Search the entries below for "used". Report each line where it occurs.
** Records for processing follows **
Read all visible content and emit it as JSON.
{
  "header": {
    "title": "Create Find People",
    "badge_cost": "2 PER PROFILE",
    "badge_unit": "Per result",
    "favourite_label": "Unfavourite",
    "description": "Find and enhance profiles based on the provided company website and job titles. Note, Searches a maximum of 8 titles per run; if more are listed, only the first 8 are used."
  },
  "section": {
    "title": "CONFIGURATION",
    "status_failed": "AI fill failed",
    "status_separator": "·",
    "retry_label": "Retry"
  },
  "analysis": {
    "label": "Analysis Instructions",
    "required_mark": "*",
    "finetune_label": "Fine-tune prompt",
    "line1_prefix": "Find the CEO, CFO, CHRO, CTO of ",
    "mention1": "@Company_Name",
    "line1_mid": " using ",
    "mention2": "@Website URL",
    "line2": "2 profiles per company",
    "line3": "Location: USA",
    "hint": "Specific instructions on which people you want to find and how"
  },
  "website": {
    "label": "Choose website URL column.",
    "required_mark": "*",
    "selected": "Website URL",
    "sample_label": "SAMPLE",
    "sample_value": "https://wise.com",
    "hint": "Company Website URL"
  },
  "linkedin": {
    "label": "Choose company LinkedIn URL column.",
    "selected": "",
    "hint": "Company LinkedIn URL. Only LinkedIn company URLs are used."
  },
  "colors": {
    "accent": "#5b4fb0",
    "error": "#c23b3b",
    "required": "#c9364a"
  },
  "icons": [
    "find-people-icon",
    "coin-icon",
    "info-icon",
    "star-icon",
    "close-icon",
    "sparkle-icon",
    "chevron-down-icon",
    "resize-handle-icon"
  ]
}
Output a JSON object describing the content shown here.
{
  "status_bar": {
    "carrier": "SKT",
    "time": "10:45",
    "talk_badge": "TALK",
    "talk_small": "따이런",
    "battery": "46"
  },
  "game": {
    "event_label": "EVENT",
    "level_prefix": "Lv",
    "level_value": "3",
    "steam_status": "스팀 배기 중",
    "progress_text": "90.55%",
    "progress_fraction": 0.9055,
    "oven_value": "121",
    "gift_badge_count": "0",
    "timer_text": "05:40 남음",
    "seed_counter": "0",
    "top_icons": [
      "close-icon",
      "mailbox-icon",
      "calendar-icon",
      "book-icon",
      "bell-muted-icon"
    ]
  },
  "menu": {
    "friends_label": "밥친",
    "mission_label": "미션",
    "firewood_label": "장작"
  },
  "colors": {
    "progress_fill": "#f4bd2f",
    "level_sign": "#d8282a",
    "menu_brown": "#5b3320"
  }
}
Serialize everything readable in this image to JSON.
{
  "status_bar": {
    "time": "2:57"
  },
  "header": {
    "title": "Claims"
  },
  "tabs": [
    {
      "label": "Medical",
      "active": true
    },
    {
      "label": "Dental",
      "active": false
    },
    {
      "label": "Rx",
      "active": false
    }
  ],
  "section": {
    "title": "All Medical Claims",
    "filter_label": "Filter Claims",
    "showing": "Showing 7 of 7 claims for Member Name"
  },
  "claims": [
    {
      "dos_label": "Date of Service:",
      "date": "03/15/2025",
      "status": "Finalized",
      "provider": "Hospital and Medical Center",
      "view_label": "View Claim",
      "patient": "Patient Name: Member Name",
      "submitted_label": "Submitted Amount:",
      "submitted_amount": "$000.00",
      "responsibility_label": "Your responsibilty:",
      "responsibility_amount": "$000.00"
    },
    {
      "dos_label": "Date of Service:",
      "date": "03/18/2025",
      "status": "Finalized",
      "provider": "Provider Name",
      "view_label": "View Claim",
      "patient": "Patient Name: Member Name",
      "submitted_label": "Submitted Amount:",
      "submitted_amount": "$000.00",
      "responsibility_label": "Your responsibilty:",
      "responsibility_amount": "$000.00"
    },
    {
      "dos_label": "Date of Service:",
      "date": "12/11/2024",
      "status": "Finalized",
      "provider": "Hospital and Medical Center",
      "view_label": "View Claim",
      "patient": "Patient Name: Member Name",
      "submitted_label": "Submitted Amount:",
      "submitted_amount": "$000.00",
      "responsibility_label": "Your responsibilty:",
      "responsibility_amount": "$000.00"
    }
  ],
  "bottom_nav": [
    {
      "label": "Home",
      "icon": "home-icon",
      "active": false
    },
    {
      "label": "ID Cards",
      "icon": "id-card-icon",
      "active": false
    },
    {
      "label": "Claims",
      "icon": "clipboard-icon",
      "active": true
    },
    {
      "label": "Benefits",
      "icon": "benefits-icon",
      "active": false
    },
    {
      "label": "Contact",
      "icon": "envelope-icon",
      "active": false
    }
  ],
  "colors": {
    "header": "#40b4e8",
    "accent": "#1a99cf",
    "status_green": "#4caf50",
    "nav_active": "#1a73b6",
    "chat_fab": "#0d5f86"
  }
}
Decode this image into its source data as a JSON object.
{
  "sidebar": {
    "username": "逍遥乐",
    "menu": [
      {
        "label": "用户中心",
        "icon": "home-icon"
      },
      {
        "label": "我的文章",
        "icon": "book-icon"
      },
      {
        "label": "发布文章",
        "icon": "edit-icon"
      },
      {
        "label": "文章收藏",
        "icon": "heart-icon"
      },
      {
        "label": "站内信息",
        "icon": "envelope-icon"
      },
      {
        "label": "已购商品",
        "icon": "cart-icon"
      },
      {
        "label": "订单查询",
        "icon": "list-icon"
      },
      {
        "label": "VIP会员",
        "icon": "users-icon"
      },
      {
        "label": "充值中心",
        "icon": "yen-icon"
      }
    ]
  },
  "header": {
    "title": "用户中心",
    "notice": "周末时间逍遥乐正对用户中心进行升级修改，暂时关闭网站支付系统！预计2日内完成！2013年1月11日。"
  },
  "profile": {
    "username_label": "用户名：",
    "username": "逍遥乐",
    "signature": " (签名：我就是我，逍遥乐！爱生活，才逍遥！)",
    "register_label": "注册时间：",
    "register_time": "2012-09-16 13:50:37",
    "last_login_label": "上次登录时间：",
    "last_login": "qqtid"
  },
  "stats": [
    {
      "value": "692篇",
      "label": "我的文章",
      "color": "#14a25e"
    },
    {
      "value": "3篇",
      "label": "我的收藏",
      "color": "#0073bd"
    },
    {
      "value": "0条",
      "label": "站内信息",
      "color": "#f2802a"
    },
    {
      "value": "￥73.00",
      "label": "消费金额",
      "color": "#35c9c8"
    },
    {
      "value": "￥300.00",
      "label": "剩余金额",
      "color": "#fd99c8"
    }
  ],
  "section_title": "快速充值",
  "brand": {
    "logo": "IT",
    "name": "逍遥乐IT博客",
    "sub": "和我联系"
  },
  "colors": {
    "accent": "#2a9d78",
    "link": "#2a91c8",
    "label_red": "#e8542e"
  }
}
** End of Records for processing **
Result of the exercise:
    "description": "Find and enhance profiles based on the provided company website and job titles. Note, Searches a maximum of 8 titles per run; if more are listed, only the first 8 are used."
    "hint": "Company LinkedIn URL. Only LinkedIn company URLs are used."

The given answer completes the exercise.